[Exercise directions]
Output each record in full, exactly as it stands.

[The input]
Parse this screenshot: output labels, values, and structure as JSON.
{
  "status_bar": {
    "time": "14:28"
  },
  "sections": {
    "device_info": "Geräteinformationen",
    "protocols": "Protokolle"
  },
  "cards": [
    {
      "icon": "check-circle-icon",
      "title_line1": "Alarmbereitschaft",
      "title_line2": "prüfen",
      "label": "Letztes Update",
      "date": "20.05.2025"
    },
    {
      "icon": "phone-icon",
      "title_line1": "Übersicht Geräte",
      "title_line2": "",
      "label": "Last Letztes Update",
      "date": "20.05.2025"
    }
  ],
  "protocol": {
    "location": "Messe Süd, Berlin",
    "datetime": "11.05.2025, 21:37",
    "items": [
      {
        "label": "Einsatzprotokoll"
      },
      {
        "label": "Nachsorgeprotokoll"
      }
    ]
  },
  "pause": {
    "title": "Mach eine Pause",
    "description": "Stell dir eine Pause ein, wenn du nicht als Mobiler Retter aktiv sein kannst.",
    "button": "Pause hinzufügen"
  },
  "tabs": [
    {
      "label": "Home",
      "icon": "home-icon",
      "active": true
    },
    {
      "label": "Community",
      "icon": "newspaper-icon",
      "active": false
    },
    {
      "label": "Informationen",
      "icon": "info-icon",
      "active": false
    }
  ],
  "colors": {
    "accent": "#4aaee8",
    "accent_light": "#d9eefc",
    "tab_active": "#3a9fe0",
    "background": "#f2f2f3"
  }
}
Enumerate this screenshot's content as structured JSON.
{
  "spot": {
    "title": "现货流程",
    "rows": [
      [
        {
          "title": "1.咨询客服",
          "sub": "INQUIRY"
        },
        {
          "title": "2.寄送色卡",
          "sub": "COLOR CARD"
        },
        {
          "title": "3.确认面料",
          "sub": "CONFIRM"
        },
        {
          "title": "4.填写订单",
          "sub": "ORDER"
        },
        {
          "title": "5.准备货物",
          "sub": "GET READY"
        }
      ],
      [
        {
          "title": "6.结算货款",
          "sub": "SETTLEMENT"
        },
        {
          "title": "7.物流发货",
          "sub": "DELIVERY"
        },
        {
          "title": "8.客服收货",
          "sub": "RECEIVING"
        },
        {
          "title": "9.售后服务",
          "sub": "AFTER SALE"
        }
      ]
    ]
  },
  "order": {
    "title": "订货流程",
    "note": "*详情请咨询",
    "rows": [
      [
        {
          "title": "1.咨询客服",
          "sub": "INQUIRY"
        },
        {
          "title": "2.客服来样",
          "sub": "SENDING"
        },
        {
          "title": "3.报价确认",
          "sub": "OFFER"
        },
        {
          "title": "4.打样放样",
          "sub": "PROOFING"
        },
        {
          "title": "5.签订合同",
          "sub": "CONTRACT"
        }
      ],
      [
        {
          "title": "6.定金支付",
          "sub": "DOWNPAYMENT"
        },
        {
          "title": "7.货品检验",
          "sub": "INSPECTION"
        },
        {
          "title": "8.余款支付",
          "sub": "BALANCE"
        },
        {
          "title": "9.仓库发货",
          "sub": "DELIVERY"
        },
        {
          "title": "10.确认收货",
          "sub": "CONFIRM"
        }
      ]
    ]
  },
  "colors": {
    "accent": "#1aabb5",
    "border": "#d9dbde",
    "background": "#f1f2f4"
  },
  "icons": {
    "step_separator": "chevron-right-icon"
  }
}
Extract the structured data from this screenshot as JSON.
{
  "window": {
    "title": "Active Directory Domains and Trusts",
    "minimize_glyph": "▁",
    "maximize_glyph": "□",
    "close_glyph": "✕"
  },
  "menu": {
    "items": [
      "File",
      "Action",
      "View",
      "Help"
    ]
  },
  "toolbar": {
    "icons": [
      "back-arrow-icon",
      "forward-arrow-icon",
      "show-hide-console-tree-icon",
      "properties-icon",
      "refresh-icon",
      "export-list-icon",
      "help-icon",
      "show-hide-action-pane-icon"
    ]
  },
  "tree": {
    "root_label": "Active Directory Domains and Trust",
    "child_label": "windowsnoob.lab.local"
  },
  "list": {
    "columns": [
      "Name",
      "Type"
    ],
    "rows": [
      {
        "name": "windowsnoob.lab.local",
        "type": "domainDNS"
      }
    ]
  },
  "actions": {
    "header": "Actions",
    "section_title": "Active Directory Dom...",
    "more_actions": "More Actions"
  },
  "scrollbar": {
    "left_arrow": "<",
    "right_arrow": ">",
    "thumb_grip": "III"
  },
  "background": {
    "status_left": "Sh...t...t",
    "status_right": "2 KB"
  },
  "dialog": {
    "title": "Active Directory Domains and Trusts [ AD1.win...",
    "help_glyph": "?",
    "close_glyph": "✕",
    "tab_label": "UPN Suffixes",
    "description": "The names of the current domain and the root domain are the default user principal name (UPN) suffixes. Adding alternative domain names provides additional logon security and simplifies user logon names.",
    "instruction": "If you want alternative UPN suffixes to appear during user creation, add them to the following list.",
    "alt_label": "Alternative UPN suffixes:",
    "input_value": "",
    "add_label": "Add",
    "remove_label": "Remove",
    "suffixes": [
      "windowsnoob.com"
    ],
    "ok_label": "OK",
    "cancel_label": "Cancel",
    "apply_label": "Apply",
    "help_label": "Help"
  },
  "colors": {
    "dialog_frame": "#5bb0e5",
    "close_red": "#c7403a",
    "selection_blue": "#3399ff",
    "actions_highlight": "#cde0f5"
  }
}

[Solved problem]
Parse this screenshot: output labels, values, and structure as JSON.
{
  "status_bar": {
    "time": "14:28"
  },
  "sections": {
    "device_info": "Geräteinformationen",
    "protocols": "Protokolle"
  },
  "cards": [
    {
      "icon": "check-circle-icon",
      "title_line1": "Alarmbereitschaft",
      "title_line2": "prüfen",
      "label": "Letztes Update",
      "date": "20.05.2025"
    },
    {
      "icon": "phone-icon",
      "title_line1": "Übersicht Geräte",
      "title_line2": "",
      "label": "Last Letztes Update",
      "date": "20.05.2025"
    }
  ],
  "protocol": {
    "location": "Messe Süd, Berlin",
    "datetime": "11.05.2025, 21:37",
    "items": [
      {
        "label": "Einsatzprotokoll"
      },
      {
        "label": "Nachsorgeprotokoll"
      }
    ]
  },
  "pause": {
    "title": "Mach eine Pause",
    "description": "Stell dir eine Pause ein, wenn du nicht als Mobiler Retter aktiv sein kannst.",
    "button": "Pause hinzufügen"
  },
  "tabs": [
    {
      "label": "Home",
      "icon": "home-icon",
      "active": true
    },
    {
      "label": "Community",
      "icon": "newspaper-icon",
      "active": false
    },
    {
      "label": "Informationen",
      "icon": "info-icon",
      "active": false
    }
  ],
  "colors": {
    "accent": "#4aaee8",
    "accent_light": "#d9eefc",
    "tab_active": "#3a9fe0",
    "background": "#f2f2f3"
  }
}
Enumerate this screenshot's content as structured JSON.
{
  "spot": {
    "title": "现货流程",
    "rows": [
      [
        {
          "title": "1.咨询客服",
          "sub": "INQUIRY"
        },
        {
          "title": "2.寄送色卡",
          "sub": "COLOR CARD"
        },
        {
          "title": "3.确认面料",
          "sub": "CONFIRM"
        },
        {
          "title": "4.填写订单",
          "sub": "ORDER"
        },
        {
          "title": "5.准备货物",
          "sub": "GET READY"
        }
      ],
      [
        {
          "title": "6.结算货款",
          "sub": "SETTLEMENT"
        },
        {
          "title": "7.物流发货",
          "sub": "DELIVERY"
        },
        {
          "title": "8.客服收货",
          "sub": "RECEIVING"
        },
        {
          "title": "9.售后服务",
          "sub": "AFTER SALE"
        }
      ]
    ]
  },
  "order": {
    "title": "订货流程",
    "note": "*详情请咨询",
    "rows": [
      [
        {
          "title": "1.咨询客服",
          "sub": "INQUIRY"
        },
        {
          "title": "2.客服来样",
          "sub": "SENDING"
        },
        {
          "title": "3.报价确认",
          "sub": "OFFER"
        },
        {
          "title": "4.打样放样",
          "sub": "PROOFING"
        },
        {
          "title": "5.签订合同",
          "sub": "CONTRACT"
        }
      ],
      [
        {
          "title": "6.定金支付",
          "sub": "DOWNPAYMENT"
        },
        {
          "title": "7.货品检验",
          "sub": "INSPECTION"
        },
        {
          "title": "8.余款支付",
          "sub": "BALANCE"
        },
        {
          "title": "9.仓库发货",
          "sub": "DELIVERY"
        },
        {
          "title": "10.确认收货",
          "sub": "CONFIRM"
        }
      ]
    ]
  },
  "colors": {
    "accent": "#1aabb5",
    "border": "#d9dbde",
    "background": "#f1f2f4"
  },
  "icons": {
    "step_separator": "chevron-right-icon"
  }
}
Extract the structured data from this screenshot as JSON.
{
  "window": {
    "title": "Active Directory Domains and Trusts",
    "minimize_glyph": "▁",
    "maximize_glyph": "□",
    "close_glyph": "✕"
  },
  "menu": {
    "items": [
      "File",
      "Action",
      "View",
      "Help"
    ]
  },
  "toolbar": {
    "icons": [
      "back-arrow-icon",
      "forward-arrow-icon",
      "show-hide-console-tree-icon",
      "properties-icon",
      "refresh-icon",
      "export-list-icon",
      "help-icon",
      "show-hide-action-pane-icon"
    ]
  },
  "tree": {
    "root_label": "Active Directory Domains and Trust",
    "child_label": "windowsnoob.lab.local"
  },
  "list": {
    "columns": [
      "Name",
      "Type"
    ],
    "rows": [
      {
        "name": "windowsnoob.lab.local",
        "type": "domainDNS"
      }
    ]
  },
  "actions": {
    "header": "Actions",
    "section_title": "Active Directory Dom...",
    "more_actions": "More Actions"
  },
  "scrollbar": {
    "left_arrow": "<",
    "right_arrow": ">",
    "thumb_grip": "III"
  },
  "background": {
    "status_left": "Sh...t...t",
    "status_right": "2 KB"
  },
  "dialog": {
    "title": "Active Directory Domains and Trusts [ AD1.win...",
    "help_glyph": "?",
    "close_glyph": "✕",
    "tab_label": "UPN Suffixes",
    "description": "The names of the current domain and the root domain are the default user principal name (UPN) suffixes. Adding alternative domain names provides additional logon security and simplifies user logon names.",
    "instruction": "If you want alternative UPN suffixes to appear during user creation, add them to the following list.",
    "alt_label": "Alternative UPN suffixes:",
    "input_value": "",
    "add_label": "Add",
    "remove_label": "Remove",
    "suffixes": [
      "windowsnoob.com"
    ],
    "ok_label": "OK",
    "cancel_label": "Cancel",
    "apply_label": "Apply",
    "help_label": "Help"
  },
  "colors": {
    "dialog_frame": "#5bb0e5",
    "close_red": "#c7403a",
    "selection_blue": "#3399ff",
    "actions_highlight": "#cde0f5"
  }
}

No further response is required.